Dataset content:
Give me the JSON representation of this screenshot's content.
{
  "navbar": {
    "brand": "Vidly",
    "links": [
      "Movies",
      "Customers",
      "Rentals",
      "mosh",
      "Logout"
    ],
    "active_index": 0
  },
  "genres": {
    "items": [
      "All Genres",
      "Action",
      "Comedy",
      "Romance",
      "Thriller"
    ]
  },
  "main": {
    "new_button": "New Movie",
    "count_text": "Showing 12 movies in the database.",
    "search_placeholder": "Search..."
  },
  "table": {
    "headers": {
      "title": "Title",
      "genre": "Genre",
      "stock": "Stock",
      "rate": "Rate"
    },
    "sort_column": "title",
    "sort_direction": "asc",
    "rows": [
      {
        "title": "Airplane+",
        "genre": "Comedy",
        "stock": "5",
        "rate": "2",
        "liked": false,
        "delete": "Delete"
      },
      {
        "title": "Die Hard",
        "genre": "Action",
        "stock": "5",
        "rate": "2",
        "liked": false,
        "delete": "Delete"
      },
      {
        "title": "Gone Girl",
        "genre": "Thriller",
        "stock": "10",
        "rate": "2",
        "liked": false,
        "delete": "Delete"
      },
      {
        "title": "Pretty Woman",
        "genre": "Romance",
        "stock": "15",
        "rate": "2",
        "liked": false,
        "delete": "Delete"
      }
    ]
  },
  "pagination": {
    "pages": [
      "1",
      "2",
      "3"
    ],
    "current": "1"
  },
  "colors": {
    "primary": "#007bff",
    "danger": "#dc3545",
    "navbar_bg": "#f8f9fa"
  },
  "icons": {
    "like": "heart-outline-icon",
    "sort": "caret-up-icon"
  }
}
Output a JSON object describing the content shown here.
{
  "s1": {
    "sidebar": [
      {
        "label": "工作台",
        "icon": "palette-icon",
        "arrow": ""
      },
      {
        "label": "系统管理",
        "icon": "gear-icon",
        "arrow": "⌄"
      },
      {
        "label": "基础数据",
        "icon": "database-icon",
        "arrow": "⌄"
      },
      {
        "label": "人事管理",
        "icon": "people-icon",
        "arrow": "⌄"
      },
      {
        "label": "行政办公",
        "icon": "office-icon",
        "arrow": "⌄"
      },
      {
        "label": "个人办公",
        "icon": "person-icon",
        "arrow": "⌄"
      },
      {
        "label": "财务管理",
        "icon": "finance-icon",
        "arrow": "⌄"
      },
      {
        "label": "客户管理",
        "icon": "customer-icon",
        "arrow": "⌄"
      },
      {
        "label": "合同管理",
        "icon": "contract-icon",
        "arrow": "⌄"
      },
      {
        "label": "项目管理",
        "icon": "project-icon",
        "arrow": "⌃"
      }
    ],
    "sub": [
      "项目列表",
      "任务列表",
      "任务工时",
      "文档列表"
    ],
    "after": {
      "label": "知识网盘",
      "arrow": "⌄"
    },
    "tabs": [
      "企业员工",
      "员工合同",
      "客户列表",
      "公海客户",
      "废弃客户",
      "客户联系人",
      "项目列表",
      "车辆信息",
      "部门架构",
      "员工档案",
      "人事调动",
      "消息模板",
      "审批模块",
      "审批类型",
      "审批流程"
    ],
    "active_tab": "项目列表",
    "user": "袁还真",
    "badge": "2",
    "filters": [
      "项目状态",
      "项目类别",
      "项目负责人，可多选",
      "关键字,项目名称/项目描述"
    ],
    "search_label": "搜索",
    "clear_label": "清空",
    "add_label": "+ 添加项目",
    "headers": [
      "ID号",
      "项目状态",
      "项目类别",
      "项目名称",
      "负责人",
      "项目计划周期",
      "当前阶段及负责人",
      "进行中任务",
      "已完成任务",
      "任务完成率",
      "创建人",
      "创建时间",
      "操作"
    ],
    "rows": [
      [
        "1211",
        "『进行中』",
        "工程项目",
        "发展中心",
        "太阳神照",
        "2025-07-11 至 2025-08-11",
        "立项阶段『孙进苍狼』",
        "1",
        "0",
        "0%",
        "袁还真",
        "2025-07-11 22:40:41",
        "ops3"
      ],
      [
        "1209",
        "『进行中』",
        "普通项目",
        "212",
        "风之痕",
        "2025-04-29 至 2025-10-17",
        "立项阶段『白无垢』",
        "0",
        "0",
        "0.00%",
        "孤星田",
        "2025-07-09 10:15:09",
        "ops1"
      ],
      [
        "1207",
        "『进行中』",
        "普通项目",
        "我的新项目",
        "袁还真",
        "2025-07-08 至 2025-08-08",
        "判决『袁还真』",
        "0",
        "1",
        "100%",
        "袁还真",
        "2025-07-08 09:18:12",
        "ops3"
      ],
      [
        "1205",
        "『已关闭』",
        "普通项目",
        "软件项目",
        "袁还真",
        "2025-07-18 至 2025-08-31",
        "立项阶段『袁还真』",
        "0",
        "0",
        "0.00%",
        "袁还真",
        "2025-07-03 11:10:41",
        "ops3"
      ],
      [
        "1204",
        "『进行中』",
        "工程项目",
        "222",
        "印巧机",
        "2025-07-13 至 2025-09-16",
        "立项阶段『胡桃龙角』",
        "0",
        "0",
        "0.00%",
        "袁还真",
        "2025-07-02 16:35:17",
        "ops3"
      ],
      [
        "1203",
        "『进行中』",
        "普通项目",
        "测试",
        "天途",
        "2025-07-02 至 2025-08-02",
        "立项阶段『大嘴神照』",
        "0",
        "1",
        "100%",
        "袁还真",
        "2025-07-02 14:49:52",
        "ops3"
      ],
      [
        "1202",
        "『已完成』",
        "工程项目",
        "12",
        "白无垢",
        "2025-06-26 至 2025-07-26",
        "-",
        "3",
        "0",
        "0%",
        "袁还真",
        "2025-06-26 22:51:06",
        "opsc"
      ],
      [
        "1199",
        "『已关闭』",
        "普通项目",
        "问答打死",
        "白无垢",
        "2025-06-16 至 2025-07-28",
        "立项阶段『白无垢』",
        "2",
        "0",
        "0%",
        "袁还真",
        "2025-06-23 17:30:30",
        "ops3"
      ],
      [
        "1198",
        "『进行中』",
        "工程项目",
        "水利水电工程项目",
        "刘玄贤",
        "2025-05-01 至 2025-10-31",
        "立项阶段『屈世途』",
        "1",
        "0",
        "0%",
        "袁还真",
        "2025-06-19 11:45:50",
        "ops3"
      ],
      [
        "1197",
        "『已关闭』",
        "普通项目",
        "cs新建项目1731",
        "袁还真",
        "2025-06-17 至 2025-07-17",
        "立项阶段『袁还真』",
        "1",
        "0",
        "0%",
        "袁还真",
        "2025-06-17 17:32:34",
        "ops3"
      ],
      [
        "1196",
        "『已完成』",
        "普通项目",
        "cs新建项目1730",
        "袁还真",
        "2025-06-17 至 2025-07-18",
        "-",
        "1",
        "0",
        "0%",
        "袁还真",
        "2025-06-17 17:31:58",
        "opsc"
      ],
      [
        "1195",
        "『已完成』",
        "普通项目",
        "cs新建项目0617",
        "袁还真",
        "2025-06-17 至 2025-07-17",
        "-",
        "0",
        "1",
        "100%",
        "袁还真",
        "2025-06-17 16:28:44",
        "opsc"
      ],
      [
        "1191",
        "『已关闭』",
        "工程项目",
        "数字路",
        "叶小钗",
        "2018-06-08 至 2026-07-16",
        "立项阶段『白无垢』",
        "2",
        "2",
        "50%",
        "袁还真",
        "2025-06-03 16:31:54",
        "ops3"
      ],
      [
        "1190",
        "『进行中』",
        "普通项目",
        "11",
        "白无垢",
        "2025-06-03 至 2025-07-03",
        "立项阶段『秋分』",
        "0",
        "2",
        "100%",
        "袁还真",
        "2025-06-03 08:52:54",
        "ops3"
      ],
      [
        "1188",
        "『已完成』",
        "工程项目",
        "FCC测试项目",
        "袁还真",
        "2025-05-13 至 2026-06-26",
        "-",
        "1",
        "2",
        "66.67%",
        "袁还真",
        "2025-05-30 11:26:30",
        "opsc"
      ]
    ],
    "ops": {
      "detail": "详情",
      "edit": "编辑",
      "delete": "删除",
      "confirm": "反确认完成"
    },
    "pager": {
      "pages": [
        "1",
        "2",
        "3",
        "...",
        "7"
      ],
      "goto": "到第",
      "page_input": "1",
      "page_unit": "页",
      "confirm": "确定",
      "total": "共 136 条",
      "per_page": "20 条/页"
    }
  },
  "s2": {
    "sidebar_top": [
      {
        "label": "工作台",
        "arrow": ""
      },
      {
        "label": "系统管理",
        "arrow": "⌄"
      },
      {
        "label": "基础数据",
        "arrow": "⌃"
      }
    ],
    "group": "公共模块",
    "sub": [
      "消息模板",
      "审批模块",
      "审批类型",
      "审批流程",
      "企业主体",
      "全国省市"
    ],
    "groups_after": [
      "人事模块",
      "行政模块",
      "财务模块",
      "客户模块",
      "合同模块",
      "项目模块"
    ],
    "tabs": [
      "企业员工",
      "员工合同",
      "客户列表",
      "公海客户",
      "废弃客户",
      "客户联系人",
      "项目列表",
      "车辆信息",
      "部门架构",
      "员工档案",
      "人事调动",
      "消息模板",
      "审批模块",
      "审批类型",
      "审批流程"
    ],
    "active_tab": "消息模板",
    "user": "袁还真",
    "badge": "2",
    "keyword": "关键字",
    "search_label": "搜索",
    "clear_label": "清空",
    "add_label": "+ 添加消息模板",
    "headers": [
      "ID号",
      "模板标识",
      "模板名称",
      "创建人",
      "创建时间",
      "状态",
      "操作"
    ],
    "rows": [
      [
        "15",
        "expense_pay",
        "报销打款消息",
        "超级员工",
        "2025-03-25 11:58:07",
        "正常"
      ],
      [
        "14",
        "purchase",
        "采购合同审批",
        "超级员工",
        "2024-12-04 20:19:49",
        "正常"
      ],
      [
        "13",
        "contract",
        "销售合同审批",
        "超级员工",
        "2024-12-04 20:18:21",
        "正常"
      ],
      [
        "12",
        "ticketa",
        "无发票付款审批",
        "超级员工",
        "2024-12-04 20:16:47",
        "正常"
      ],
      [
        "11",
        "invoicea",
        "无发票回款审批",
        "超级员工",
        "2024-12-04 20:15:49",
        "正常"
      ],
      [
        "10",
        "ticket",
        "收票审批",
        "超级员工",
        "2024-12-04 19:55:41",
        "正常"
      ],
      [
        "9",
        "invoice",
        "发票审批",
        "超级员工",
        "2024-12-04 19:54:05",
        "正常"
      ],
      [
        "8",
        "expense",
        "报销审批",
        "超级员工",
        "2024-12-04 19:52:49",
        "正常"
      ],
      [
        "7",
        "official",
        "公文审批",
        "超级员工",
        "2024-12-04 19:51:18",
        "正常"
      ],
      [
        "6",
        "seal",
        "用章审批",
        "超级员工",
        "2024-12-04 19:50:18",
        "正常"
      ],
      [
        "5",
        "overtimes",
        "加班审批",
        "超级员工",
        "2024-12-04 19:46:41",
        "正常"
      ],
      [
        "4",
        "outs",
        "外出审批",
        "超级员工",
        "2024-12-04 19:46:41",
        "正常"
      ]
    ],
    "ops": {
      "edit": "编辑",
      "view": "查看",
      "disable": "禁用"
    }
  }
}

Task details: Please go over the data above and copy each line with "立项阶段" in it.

Written reply:
        "立项阶段『孙进苍狼』",
        "立项阶段『白无垢』",
        "立项阶段『袁还真』",
        "立项阶段『胡桃龙角』",
        "立项阶段『大嘴神照』",
        "立项阶段『白无垢』",
        "立项阶段『屈世途』",
        "立项阶段『袁还真』",
        "立项阶段『白无垢』",
        "立项阶段『秋分』",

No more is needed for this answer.